## Task to complete
Find and copy each line in the material below where the string "Archivage" occurs.

## Supplied records
"""

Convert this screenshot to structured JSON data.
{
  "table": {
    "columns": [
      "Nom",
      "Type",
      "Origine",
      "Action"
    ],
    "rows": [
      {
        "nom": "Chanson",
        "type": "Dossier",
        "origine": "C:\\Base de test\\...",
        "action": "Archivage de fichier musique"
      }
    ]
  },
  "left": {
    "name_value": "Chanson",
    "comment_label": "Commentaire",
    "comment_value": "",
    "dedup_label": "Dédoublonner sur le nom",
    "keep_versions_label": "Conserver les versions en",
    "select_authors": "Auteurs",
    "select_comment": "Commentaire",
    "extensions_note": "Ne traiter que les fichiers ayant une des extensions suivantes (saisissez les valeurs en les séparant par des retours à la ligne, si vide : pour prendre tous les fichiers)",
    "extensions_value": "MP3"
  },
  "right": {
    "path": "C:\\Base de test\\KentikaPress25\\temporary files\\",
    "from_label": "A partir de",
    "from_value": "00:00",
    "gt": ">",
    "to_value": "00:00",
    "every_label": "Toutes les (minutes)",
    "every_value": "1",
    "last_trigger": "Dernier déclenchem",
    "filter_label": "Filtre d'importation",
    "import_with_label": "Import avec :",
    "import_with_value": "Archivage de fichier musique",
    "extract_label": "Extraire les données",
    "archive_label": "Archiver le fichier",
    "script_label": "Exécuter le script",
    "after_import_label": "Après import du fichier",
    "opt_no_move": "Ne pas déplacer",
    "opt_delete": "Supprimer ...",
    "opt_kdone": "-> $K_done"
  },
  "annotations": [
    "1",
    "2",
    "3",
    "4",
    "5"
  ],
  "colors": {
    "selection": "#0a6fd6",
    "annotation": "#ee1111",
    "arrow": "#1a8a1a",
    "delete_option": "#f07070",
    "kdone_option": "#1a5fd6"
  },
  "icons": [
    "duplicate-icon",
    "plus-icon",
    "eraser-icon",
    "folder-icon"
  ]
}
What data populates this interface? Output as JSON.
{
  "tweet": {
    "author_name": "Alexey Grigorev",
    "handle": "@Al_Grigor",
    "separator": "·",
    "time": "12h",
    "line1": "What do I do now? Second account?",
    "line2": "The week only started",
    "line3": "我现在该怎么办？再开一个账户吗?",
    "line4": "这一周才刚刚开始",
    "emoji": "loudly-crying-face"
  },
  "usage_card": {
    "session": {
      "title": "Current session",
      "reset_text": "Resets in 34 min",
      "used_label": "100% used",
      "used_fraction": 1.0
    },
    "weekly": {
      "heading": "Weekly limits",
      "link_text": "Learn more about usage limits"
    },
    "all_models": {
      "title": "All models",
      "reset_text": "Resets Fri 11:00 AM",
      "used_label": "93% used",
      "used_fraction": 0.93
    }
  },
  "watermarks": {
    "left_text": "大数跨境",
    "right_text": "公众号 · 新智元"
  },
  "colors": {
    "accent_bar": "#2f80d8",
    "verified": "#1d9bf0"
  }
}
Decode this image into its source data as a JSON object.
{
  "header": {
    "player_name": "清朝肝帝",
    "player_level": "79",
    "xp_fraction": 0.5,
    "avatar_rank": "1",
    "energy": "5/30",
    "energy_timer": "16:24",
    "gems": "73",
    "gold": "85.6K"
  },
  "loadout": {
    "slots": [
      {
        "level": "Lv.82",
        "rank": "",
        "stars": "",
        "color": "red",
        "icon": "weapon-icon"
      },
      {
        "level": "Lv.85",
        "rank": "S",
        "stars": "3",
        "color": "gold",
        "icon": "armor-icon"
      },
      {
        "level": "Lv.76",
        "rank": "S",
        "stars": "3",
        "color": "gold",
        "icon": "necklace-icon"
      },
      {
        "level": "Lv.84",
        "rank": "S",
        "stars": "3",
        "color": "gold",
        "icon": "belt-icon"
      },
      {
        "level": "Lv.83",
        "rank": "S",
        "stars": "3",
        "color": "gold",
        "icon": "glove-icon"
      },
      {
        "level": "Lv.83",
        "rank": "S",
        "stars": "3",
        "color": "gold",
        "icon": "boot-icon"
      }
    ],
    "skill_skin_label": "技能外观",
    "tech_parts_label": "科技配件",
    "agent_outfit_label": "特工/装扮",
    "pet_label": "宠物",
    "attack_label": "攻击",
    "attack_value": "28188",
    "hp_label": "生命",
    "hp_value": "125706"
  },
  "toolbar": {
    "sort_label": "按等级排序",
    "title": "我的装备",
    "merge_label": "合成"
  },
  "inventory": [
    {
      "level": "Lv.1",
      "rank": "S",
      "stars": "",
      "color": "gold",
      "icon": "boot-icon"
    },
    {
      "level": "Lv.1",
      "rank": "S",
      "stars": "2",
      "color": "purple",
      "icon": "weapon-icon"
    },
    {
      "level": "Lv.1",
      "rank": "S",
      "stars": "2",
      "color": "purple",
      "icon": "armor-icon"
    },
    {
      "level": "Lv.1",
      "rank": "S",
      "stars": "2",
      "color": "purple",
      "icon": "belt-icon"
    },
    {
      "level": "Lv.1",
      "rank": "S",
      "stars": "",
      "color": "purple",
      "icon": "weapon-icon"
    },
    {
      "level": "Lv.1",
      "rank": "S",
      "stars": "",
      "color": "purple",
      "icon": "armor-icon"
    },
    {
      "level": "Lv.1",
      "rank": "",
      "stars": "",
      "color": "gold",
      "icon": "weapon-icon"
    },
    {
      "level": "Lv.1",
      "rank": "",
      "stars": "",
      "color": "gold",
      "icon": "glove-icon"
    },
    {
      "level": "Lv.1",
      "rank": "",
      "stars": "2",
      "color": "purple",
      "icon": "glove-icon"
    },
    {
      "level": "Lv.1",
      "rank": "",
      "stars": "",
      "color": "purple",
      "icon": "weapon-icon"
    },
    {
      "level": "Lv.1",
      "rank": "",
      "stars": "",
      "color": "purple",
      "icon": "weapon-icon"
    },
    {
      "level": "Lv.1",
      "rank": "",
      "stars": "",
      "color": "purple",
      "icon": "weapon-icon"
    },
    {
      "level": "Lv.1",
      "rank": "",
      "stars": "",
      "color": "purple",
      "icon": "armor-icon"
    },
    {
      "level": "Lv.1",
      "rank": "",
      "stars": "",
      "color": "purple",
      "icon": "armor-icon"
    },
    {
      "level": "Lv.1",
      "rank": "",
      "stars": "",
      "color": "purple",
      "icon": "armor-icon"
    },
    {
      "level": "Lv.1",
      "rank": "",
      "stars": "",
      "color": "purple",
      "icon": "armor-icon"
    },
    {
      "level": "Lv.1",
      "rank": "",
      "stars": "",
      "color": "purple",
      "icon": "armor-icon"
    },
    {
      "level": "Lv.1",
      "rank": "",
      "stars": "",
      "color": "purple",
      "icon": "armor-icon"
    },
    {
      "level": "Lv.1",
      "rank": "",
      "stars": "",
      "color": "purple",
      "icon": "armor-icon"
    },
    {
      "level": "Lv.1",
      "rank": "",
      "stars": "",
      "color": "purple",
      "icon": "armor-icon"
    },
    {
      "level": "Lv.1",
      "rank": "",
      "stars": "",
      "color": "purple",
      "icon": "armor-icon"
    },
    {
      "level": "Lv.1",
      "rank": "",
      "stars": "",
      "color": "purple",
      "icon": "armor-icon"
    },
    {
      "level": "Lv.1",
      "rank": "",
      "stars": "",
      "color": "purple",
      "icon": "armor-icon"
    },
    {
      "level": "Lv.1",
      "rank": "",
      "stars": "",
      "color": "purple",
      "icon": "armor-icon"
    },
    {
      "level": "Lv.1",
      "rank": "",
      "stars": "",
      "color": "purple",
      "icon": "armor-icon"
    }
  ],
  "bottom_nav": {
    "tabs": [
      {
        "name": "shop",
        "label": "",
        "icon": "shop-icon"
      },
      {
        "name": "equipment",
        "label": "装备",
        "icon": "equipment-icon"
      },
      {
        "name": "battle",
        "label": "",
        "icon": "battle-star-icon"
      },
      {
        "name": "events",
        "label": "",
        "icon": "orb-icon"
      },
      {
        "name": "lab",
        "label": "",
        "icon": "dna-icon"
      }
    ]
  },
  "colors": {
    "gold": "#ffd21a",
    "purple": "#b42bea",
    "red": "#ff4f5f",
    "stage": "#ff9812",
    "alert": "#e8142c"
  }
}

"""

## Finished exercise
        "action": "Archivage de fichier musique"
    "import_with_value": "Archivage de fichier musique",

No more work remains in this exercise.